1 Department of Public Health - Forskningsenheden for Almen Praksis, Department of Public Health, Health, Aarhus University2 Department of Public Health - Forskningsenheden for Almen Praksis, Department of Public Health, Health, Aarhus University
Effects of two interventions

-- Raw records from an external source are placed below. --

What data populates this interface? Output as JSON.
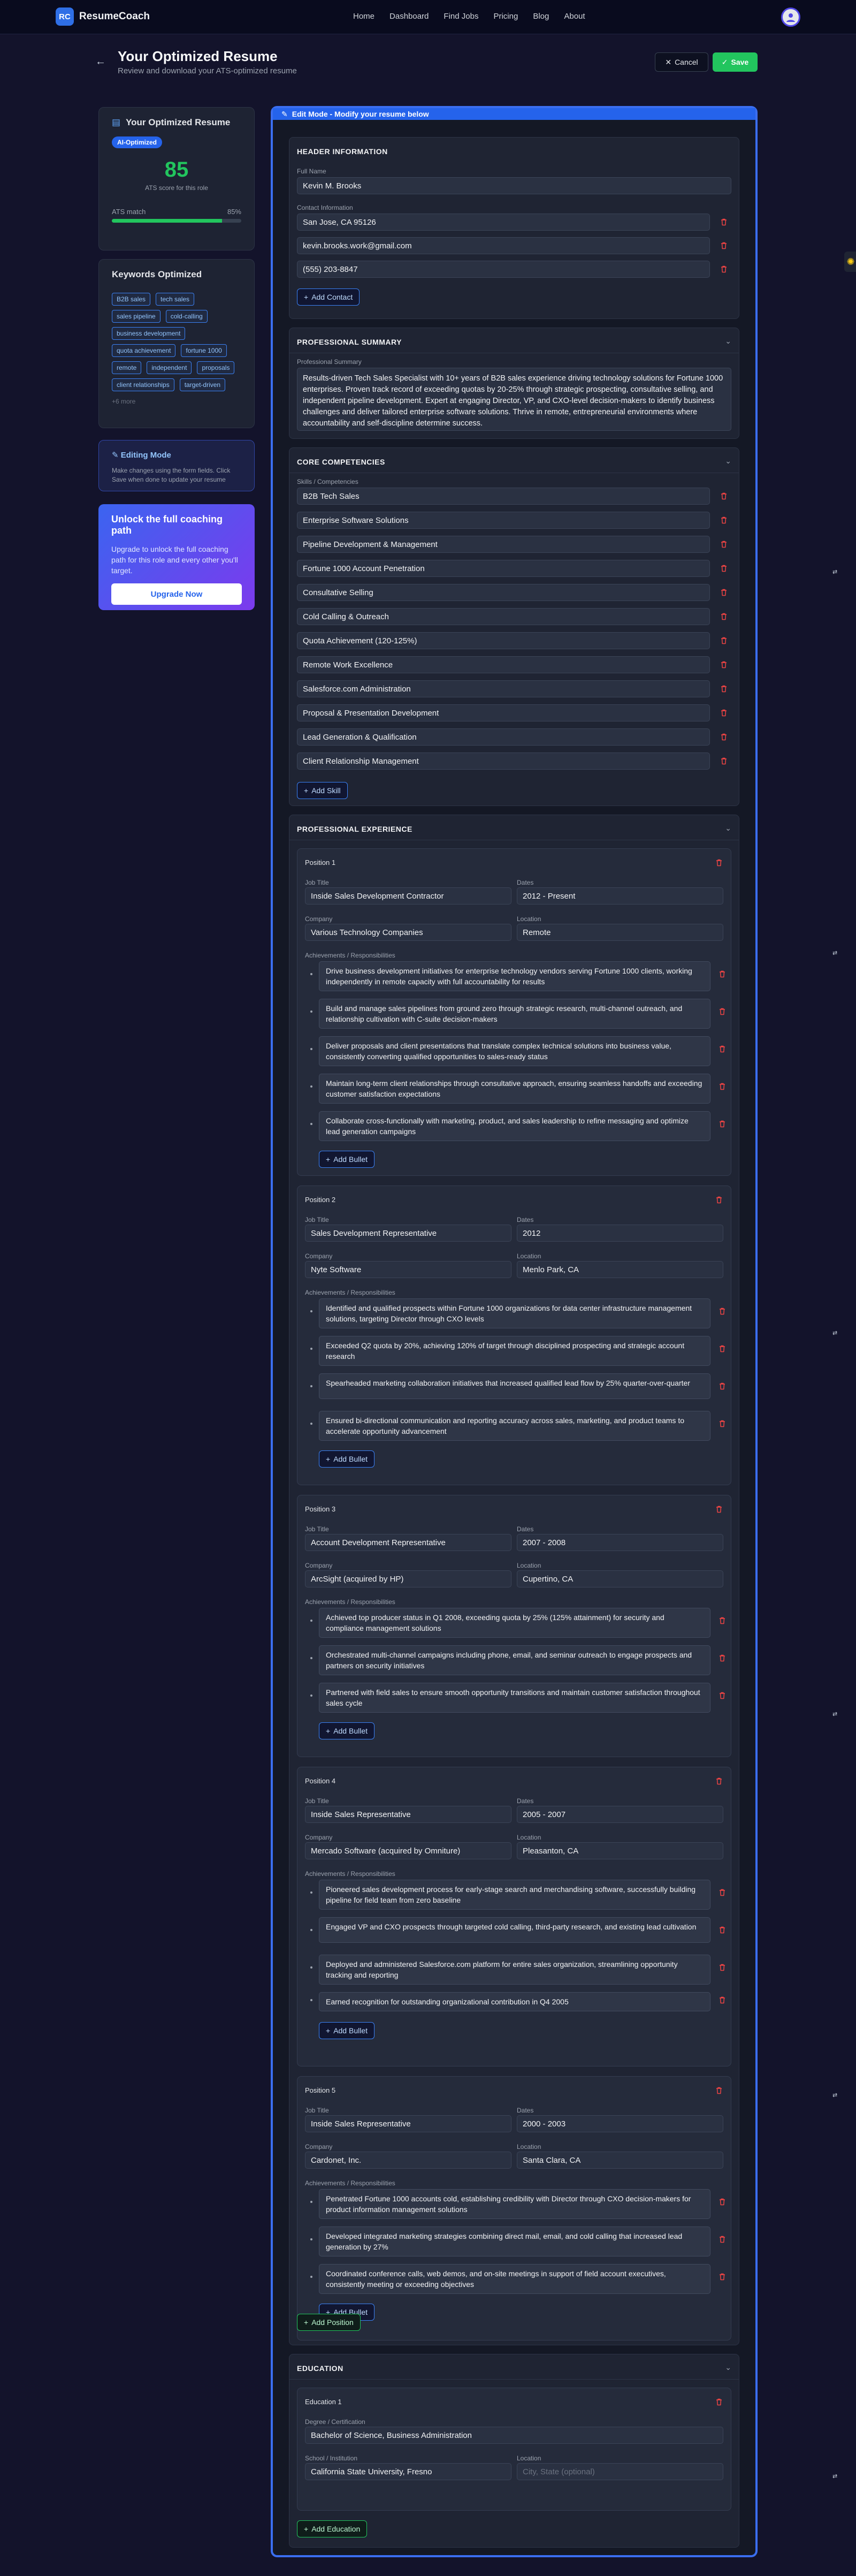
{
  "nav": {
    "logo_mark": "RC",
    "brand": "ResumeCoach",
    "links": [
      "Home",
      "Dashboard",
      "Find Jobs",
      "Pricing",
      "Blog",
      "About"
    ]
  },
  "header": {
    "title": "Your Optimized Resume",
    "subtitle": "Review and download your ATS-optimized resume",
    "cancel_label": "Cancel",
    "save_label": "Save"
  },
  "sidebar": {
    "resume_card": {
      "title": "Your Optimized Resume",
      "badge": "AI-Optimized",
      "score": "85",
      "score_label": "ATS score for this role",
      "match_label": "ATS match",
      "match_value": "85%",
      "match_fraction": 0.85
    },
    "keywords_card": {
      "title": "Keywords Optimized",
      "keywords": [
        "B2B sales",
        "tech sales",
        "sales pipeline",
        "cold-calling",
        "business development",
        "quota achievement",
        "fortune 1000",
        "remote",
        "independent",
        "proposals",
        "client relationships",
        "target-driven"
      ],
      "more": "+6 more"
    },
    "editing_card": {
      "title": "Editing Mode",
      "text": "Make changes using the form fields. Click Save when done to update your resume"
    },
    "upgrade_card": {
      "title": "Unlock the full coaching path",
      "text": "Upgrade to unlock the full coaching path for this role and every other you'll target.",
      "button": "Upgrade Now"
    }
  },
  "editor": {
    "banner": "Edit Mode - Modify your resume below",
    "header_info": {
      "title": "HEADER INFORMATION",
      "full_name_label": "Full Name",
      "full_name": "Kevin M. Brooks",
      "contact_label": "Contact Information",
      "contacts": [
        "San Jose, CA 95126",
        "kevin.brooks.work@gmail.com",
        "(555) 203-8847"
      ],
      "add_contact": "Add Contact"
    },
    "summary": {
      "title": "PROFESSIONAL SUMMARY",
      "label": "Professional Summary",
      "text": "Results-driven Tech Sales Specialist with 10+ years of B2B sales experience driving technology solutions for Fortune 1000 enterprises. Proven track record of exceeding quotas by 20-25% through strategic prospecting, consultative selling, and independent pipeline development. Expert at engaging Director, VP, and CXO-level decision-makers to identify business challenges and deliver tailored enterprise software solutions. Thrive in remote, entrepreneurial environments where accountability and self-discipline determine success."
    },
    "competencies": {
      "title": "CORE COMPETENCIES",
      "label": "Skills / Competencies",
      "skills": [
        "B2B Tech Sales",
        "Enterprise Software Solutions",
        "Pipeline Development & Management",
        "Fortune 1000 Account Penetration",
        "Consultative Selling",
        "Cold Calling & Outreach",
        "Quota Achievement (120-125%)",
        "Remote Work Excellence",
        "Salesforce.com Administration",
        "Proposal & Presentation Development",
        "Lead Generation & Qualification",
        "Client Relationship Management"
      ],
      "add_skill": "Add Skill"
    },
    "experience": {
      "title": "PROFESSIONAL EXPERIENCE",
      "job_title_label": "Job Title",
      "dates_label": "Dates",
      "company_label": "Company",
      "location_label": "Location",
      "bullets_label": "Achievements / Responsibilities",
      "add_bullet": "Add Bullet",
      "add_position": "Add Position",
      "positions": [
        {
          "heading": "Position 1",
          "job_title": "Inside Sales Development Contractor",
          "dates": "2012 - Present",
          "company": "Various Technology Companies",
          "location": "Remote",
          "bullets": [
            "Drive business development initiatives for enterprise technology vendors serving Fortune 1000 clients, working independently in remote capacity with full accountability for results",
            "Build and manage sales pipelines from ground zero through strategic research, multi-channel outreach, and relationship cultivation with C-suite decision-makers",
            "Deliver proposals and client presentations that translate complex technical solutions into business value, consistently converting qualified opportunities to sales-ready status",
            "Maintain long-term client relationships through consultative approach, ensuring seamless handoffs and exceeding customer satisfaction expectations",
            "Collaborate cross-functionally with marketing, product, and sales leadership to refine messaging and optimize lead generation campaigns"
          ]
        },
        {
          "heading": "Position 2",
          "job_title": "Sales Development Representative",
          "dates": "2012",
          "company": "Nyte Software",
          "location": "Menlo Park, CA",
          "bullets": [
            "Identified and qualified prospects within Fortune 1000 organizations for data center infrastructure management solutions, targeting Director through CXO levels",
            "Exceeded Q2 quota by 20%, achieving 120% of target through disciplined prospecting and strategic account research",
            "Spearheaded marketing collaboration initiatives that increased qualified lead flow by 25% quarter-over-quarter",
            "Ensured bi-directional communication and reporting accuracy across sales, marketing, and product teams to accelerate opportunity advancement"
          ]
        },
        {
          "heading": "Position 3",
          "job_title": "Account Development Representative",
          "dates": "2007 - 2008",
          "company": "ArcSight (acquired by HP)",
          "location": "Cupertino, CA",
          "bullets": [
            "Achieved top producer status in Q1 2008, exceeding quota by 25% (125% attainment) for security and compliance management solutions",
            "Orchestrated multi-channel campaigns including phone, email, and seminar outreach to engage prospects and partners on security initiatives",
            "Partnered with field sales to ensure smooth opportunity transitions and maintain customer satisfaction throughout sales cycle"
          ]
        },
        {
          "heading": "Position 4",
          "job_title": "Inside Sales Representative",
          "dates": "2005 - 2007",
          "company": "Mercado Software (acquired by Omniture)",
          "location": "Pleasanton, CA",
          "bullets": [
            "Pioneered sales development process for early-stage search and merchandising software, successfully building pipeline for field team from zero baseline",
            "Engaged VP and CXO prospects through targeted cold calling, third-party research, and existing lead cultivation",
            "Deployed and administered Salesforce.com platform for entire sales organization, streamlining opportunity tracking and reporting",
            "Earned recognition for outstanding organizational contribution in Q4 2005"
          ]
        },
        {
          "heading": "Position 5",
          "job_title": "Inside Sales Representative",
          "dates": "2000 - 2003",
          "company": "Cardonet, Inc.",
          "location": "Santa Clara, CA",
          "bullets": [
            "Penetrated Fortune 1000 accounts cold, establishing credibility with Director through CXO decision-makers for product information management solutions",
            "Developed integrated marketing strategies combining direct mail, email, and cold calling that increased lead generation by 27%",
            "Coordinated conference calls, web demos, and on-site meetings in support of field account executives, consistently meeting or exceeding objectives"
          ]
        }
      ]
    },
    "education": {
      "title": "EDUCATION",
      "heading": "Education 1",
      "degree_label": "Degree / Certification",
      "degree": "Bachelor of Science, Business Administration",
      "school_label": "School / Institution",
      "school": "California State University, Fresno",
      "location_label": "Location",
      "location_placeholder": "City, State (optional)",
      "add_education": "Add Education"
    }
  }
}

Denmark has a higher incidence of cervical cancer than other Nordic countries, although all Danish women (aged 23–65) are screened regularly to identify possible cervical dysplasia or asymptomatic invasive cancer. Annually 40 000 women receives an abnormal or inadequate test result and a follow-up recommendation. However problems with delayed follow-up may threaten the effectiveness of the Danish Cervical Cancer Screening Program, as 20% of women are delayed and dysplasia potentially can progress into cancer. Delayed follow-up is found in situations where women either consciously or unconsciously postpone follow-up, or because of organizational aspects of the screening program, where communication regarding test results can fail either in content or with delay.This study will evaluate two interventions designed to increase follow-up: 1) A letter with the test result and potential recommendation for follow up will be sent to the women (RCT). The intention is to ensure that all women will be notified about the test result, quickly, homogenously and in layman’s written language, still with the opportunity to contact or be contacted by the GP, if there is special needs. Furthermore, it is assumed that GP consultations regarding delivery of normal test results will decrease, so that cost savings is a potential side benefit 2) Electronic reminder to the GP if women have not had the recommended follow up, giving the GP´s an opportunity to remind the women (retro perspective cohort study). The results will be of great importance to the future organisation of cervical and colorectal cancer screening programmes in Denmark, but will also have international interest because of their similar challenges.